● Extracted material
────────────────────
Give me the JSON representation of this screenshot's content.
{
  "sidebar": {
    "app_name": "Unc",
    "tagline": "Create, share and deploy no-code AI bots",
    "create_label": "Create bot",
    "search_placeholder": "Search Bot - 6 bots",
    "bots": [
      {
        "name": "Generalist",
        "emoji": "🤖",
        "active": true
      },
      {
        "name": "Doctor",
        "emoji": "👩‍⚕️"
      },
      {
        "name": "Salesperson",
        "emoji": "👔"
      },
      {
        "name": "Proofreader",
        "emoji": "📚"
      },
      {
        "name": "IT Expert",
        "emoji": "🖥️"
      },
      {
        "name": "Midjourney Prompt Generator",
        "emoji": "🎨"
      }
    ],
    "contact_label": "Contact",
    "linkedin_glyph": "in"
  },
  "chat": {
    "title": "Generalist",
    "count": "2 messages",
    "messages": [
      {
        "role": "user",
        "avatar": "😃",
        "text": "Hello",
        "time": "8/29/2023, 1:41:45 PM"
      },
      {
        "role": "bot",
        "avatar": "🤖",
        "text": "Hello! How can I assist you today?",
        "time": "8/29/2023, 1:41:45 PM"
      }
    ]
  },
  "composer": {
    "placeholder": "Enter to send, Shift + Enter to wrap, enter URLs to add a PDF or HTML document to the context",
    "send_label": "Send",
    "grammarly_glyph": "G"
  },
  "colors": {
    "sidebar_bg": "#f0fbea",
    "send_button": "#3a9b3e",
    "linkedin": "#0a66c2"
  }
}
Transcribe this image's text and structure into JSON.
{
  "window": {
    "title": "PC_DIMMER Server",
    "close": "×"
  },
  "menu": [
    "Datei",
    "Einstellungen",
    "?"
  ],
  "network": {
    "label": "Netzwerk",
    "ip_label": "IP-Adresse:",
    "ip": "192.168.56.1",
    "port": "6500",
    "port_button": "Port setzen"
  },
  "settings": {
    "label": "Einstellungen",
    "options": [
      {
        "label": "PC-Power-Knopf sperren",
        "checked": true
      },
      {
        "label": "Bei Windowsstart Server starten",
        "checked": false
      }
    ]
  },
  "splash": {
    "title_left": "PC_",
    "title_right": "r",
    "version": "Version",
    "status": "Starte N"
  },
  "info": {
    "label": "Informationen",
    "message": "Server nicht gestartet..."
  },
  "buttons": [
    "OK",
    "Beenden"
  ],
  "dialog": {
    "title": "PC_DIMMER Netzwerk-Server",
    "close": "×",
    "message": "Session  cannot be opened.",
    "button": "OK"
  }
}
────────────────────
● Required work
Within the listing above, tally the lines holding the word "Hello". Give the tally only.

● Your response
2